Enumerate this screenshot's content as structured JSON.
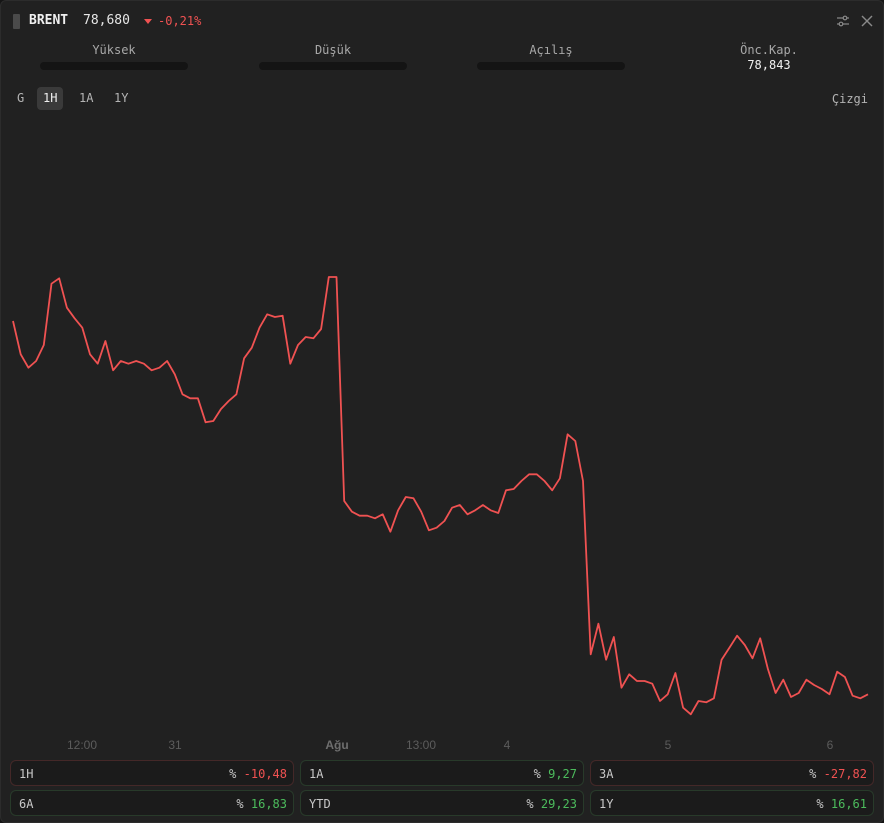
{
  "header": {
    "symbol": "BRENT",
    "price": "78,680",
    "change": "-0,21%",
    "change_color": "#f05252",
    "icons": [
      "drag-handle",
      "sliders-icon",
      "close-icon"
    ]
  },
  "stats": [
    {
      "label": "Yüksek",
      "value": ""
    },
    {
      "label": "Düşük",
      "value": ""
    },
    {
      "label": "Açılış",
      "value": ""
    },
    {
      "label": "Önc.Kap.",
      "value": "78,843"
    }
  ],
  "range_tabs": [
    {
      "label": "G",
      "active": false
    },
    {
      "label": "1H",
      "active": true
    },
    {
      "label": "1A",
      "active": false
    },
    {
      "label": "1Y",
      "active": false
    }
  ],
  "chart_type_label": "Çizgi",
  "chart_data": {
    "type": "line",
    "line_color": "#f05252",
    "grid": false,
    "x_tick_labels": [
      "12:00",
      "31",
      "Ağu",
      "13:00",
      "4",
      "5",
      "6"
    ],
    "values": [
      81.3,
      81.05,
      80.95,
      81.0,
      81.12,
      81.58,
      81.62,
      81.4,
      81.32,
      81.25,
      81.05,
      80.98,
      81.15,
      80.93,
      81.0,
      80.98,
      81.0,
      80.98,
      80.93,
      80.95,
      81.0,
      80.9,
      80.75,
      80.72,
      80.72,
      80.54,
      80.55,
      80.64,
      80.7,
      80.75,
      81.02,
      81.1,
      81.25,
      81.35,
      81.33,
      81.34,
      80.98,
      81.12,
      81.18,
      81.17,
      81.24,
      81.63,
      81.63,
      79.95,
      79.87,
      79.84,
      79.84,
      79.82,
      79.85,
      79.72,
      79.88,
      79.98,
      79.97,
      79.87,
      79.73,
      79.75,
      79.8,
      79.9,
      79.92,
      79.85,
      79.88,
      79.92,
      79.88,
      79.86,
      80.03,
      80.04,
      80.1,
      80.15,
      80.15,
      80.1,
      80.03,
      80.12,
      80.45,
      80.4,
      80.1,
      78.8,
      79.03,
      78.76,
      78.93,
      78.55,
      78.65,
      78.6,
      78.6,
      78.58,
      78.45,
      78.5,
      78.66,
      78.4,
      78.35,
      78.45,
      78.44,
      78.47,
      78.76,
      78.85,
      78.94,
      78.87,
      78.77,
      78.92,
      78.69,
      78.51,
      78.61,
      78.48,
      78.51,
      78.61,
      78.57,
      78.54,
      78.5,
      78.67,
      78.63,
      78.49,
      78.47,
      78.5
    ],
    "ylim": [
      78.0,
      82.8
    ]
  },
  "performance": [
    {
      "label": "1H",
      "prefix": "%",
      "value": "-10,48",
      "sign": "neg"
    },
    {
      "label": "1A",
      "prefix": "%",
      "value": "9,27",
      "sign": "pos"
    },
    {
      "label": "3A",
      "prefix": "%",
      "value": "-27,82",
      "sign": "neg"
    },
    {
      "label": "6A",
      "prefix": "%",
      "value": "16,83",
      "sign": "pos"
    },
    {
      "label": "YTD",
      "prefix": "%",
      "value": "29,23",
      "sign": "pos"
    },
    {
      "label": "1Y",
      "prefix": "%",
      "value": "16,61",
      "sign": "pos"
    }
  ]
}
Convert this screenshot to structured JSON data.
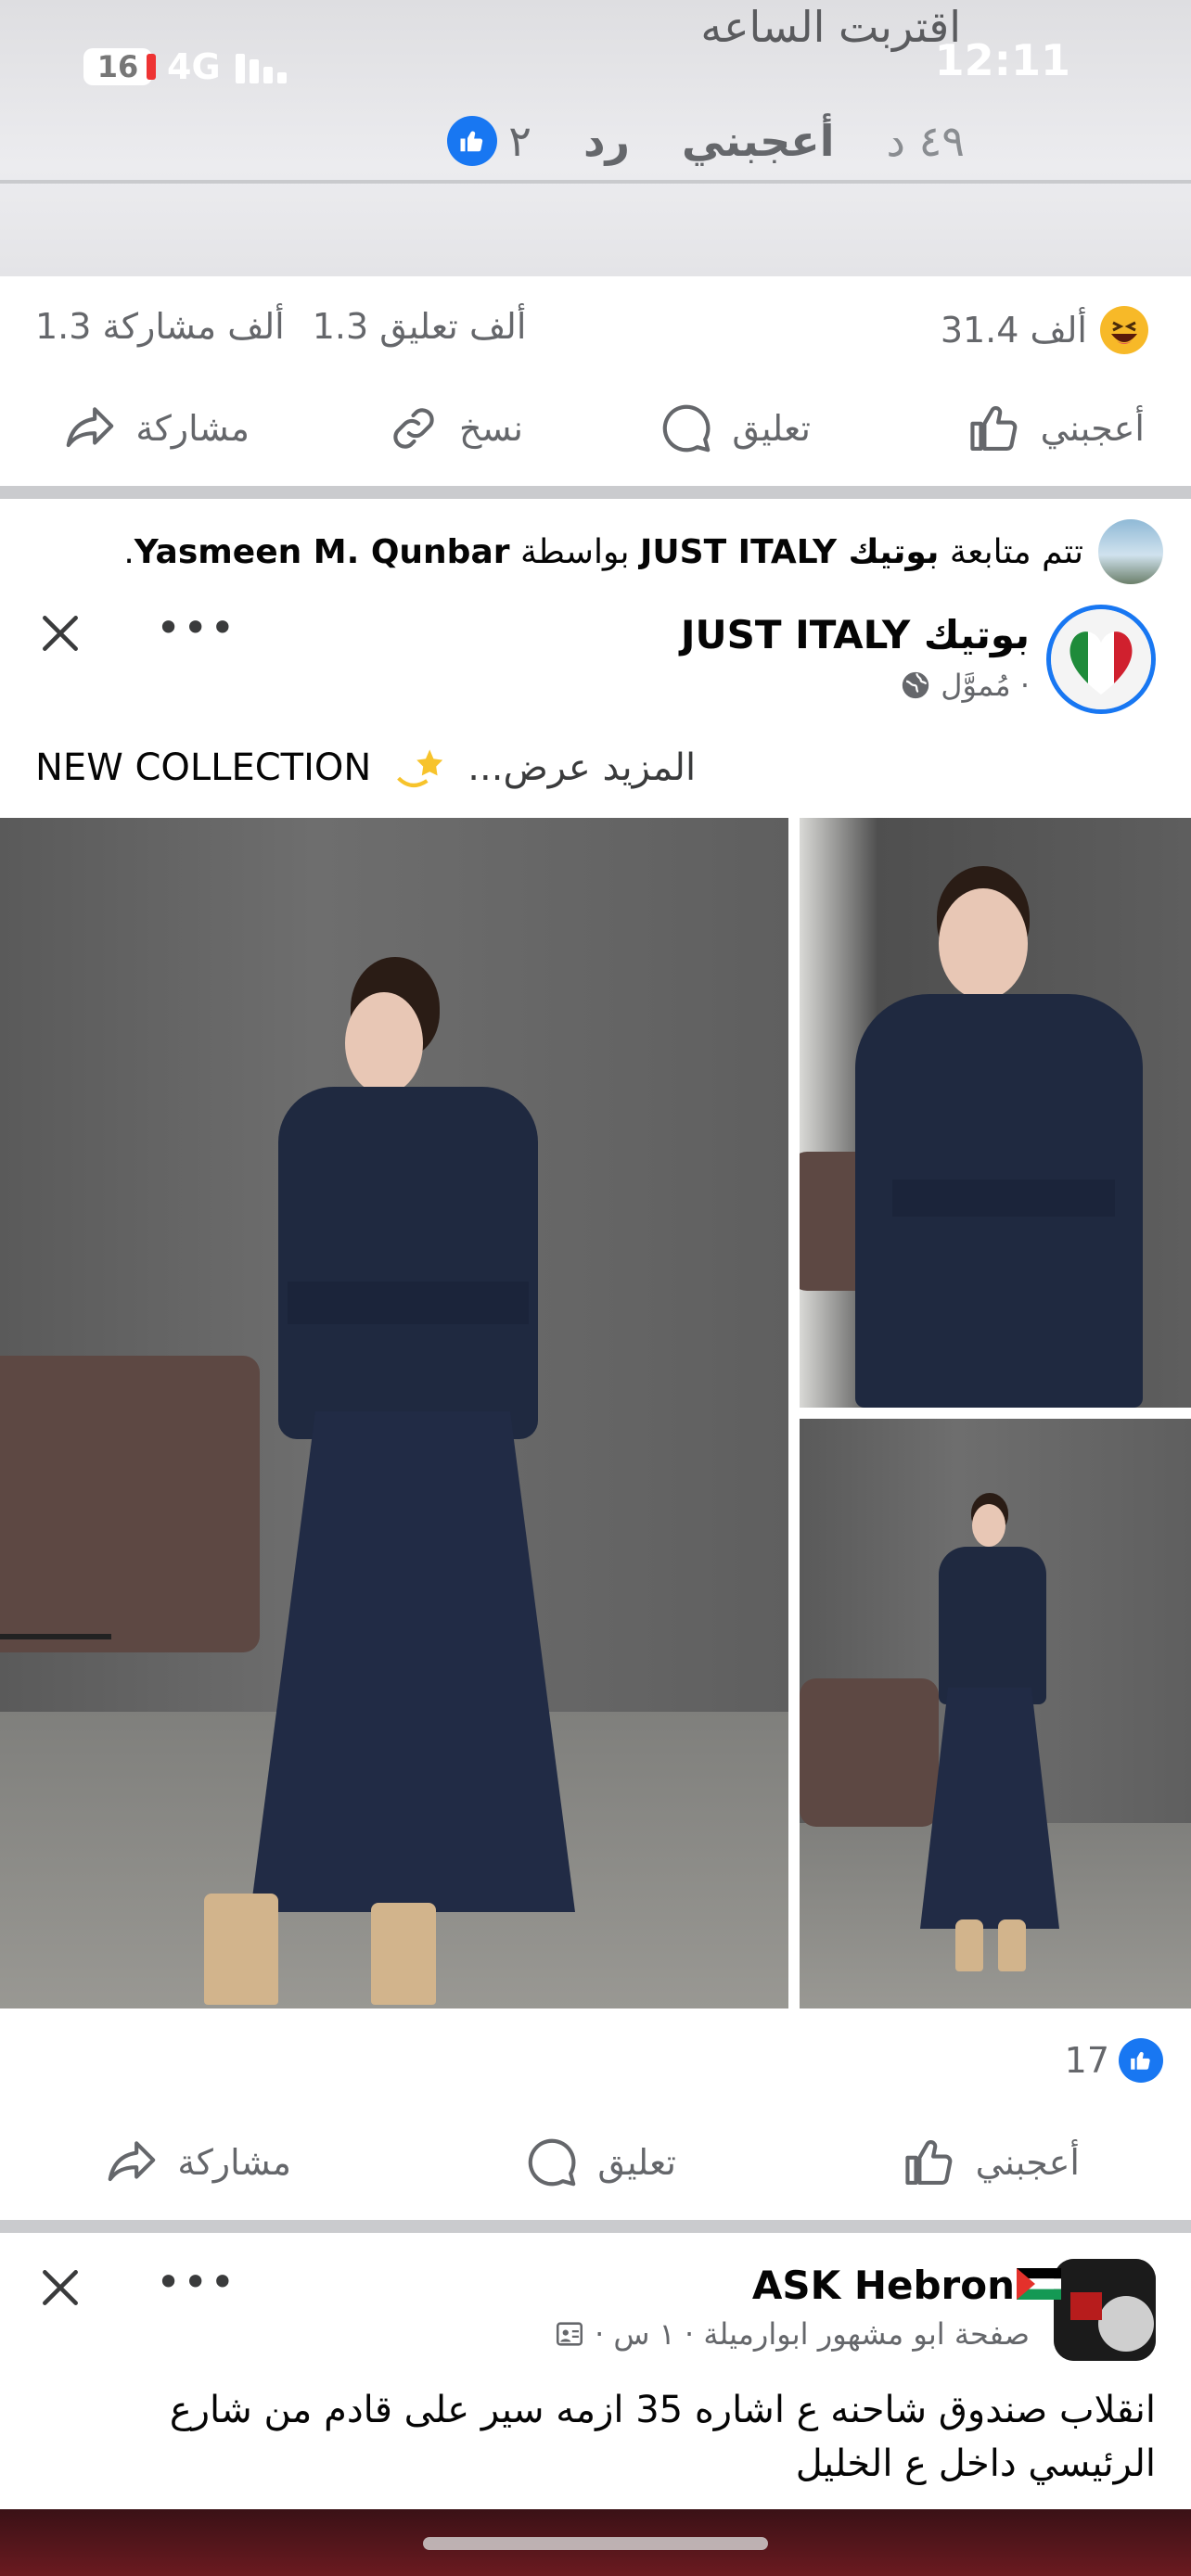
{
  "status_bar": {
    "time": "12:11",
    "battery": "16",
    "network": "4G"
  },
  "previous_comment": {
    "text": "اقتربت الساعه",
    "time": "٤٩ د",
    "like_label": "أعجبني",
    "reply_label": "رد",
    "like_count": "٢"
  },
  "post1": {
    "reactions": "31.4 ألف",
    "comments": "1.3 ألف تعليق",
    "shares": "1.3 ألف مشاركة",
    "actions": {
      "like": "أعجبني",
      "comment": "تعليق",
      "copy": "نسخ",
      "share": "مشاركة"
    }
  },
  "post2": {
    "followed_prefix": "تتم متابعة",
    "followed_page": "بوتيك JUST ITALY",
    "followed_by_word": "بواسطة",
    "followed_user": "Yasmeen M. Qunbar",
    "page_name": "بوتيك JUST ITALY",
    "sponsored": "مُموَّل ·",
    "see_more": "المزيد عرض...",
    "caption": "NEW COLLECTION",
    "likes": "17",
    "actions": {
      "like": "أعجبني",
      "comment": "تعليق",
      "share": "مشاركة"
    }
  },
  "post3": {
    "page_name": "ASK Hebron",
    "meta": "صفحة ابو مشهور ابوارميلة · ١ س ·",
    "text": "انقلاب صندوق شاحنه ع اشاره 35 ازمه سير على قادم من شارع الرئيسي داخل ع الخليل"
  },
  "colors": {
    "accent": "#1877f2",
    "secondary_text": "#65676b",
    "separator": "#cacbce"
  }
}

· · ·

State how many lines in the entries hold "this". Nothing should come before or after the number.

2